Costs Award Due to Health Providers Moving for Continuance on Trial Date

The administrator of an estate brought a medical malpractice and wrongful death action against the decedent's health care providers. During pretrial hearings, the health care providers moved for a continuance of the trial date at least three times. The trial court denied each of these motions. On the scheduled trial date, five expert witnesses appeared to testify on the estate's behalf. The health care providers moved for a continuance. The court granted the motion for a continuance. The five expert witnesses did not testify.


The administrator filed a "Petition for Costs for Experts' Trial Attendance," requesting that the health care providers be required to pay for the costs of the five expert witnesses.

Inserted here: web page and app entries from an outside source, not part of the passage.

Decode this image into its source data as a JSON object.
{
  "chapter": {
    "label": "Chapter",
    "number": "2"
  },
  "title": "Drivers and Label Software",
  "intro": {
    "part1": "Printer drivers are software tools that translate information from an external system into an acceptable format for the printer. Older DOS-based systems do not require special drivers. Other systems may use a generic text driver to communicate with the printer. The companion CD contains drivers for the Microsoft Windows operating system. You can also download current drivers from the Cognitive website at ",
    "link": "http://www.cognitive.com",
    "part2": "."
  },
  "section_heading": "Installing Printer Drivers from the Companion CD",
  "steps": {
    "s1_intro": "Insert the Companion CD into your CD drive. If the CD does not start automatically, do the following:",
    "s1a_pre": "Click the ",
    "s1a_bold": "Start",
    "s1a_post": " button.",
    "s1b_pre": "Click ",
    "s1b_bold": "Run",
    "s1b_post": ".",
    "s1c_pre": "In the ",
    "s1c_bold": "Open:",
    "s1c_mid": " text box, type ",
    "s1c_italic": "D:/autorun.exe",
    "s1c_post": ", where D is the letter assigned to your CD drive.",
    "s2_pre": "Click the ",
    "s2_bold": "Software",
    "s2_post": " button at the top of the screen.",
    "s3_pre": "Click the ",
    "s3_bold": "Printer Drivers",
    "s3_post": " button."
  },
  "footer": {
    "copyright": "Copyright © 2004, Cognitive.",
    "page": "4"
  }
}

The Phillips County Circuit Court entered an interlocutory order directing the health care providers to immediately pay the estate $12,000 for the fees and costs associated with the trial appearances of the estate's expert witnesses on the date originally scheduled for trial. The defendants petitioned the Supreme Court of Arkansas for a writ of prohibition or a writ of certiorari arguing that the circuit court was wholly without jurisdiction and committed a plain, clear, and gross abuse of discretion when it awarded expert witness costs in this case.


The Supreme Court of Arkansas denied the writ of prohibition and the writ of certiorari. The court reasoned that a writ of prohibition could not be invoked to correct an order already issued by the circuit court. The court reasoned that a writ of certiorari was not appropriate where the defendant's had an alternative remedy to challenge the trial court's interlocutory order.


The court held that the writ of prohibition was extraordinary relief that is appropriate when the trial court is wholly without jurisdiction and when there is no other remedy, such as an appeal, available. Moreover, the writ of prohibition cannot be invoked to correct an order already entered. The court reasoned that because the trial court had already entered an order awarding costs, relief in the form of a writ of prohibition could not be invoked.


For the Arkansas Supreme Court to grant a writ of certiorari, there can be no other adequate remedy but for the writ of certiorari. If there is no other adequate remedy, a writ of certiorari lies only where (1) it is apparent on the face of the record that there has been a plain, manifest, clear, and gross abuse of discretion; or (2) there is a lack of jurisdiction, an act in excess of jurisdiction on the face of the record, or the proceedings are erroneous on the face of the record. Harm is normally considered irreparable only when it cannot be adequately compensated by money damages or redressed in a court of law. The court reasoned that the only issue was the payment of costs and the trial court can order return of that payment. Additionally, the court noted that the health care defendants would have an opportunity to file an appeal following the final judgment in the underlying action. Therefore, the petition for writ of prohibition was denied and the petition for writ of certiorari was denied without prejudice.


See: Moore v. Circuit Court of Phillips County, 2013 Ark. 443, 2013 WL 5947123 (Ark., November 7, 2013) (not designated for publication).